**Required action**
Reply with one number only: the count of lines below that contain the word "screenshot".

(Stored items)
•••
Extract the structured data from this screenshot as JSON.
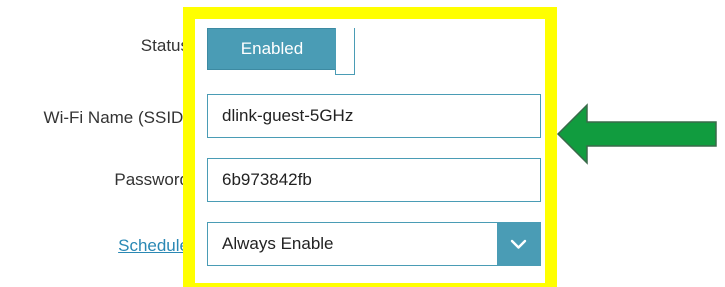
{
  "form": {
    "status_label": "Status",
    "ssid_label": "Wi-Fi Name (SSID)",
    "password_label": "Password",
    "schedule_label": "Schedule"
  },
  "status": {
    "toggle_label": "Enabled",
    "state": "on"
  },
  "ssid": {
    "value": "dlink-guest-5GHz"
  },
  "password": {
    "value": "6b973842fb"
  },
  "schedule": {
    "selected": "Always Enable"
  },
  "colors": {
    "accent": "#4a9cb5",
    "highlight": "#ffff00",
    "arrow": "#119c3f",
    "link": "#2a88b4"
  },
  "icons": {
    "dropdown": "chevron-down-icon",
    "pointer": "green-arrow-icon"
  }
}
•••
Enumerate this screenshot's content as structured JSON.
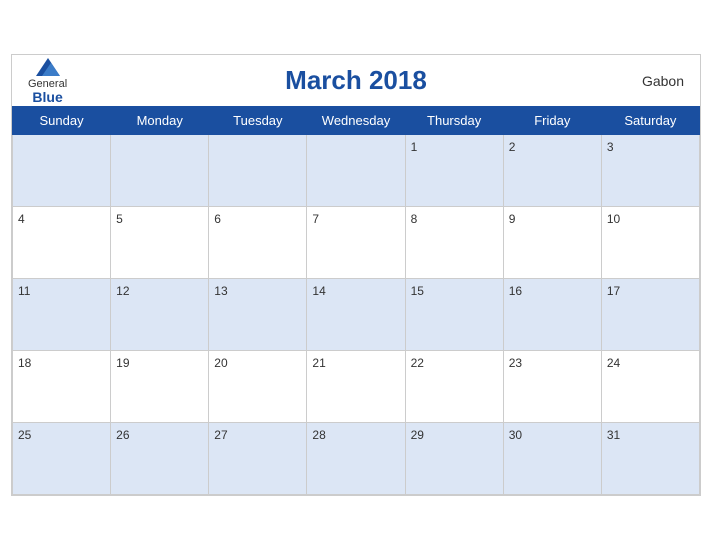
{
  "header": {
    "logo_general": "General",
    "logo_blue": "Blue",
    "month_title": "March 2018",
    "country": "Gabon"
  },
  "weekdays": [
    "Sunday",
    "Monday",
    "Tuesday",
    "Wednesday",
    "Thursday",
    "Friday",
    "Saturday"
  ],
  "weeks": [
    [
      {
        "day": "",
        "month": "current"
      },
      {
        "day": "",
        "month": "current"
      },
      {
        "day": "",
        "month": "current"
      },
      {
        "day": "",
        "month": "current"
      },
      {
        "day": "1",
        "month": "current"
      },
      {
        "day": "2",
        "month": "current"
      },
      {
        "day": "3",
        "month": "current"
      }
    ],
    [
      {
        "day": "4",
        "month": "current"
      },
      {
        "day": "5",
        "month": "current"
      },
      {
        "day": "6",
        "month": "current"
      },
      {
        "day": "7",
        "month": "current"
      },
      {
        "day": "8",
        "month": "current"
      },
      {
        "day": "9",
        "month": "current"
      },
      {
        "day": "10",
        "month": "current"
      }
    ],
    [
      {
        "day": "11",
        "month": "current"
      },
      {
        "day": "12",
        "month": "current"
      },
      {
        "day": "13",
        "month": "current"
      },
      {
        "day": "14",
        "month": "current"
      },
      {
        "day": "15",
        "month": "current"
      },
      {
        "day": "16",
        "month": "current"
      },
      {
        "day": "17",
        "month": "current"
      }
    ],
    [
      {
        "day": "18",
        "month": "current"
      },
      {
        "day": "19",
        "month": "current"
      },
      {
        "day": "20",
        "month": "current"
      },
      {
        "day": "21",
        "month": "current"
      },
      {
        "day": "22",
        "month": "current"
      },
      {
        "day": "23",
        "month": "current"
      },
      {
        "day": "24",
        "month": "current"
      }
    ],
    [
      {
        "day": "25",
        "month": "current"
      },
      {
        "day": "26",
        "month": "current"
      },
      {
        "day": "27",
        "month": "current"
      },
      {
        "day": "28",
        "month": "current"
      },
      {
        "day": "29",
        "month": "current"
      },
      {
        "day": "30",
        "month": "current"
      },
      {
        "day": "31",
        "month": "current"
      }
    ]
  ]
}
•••
**Solution to this problem**
2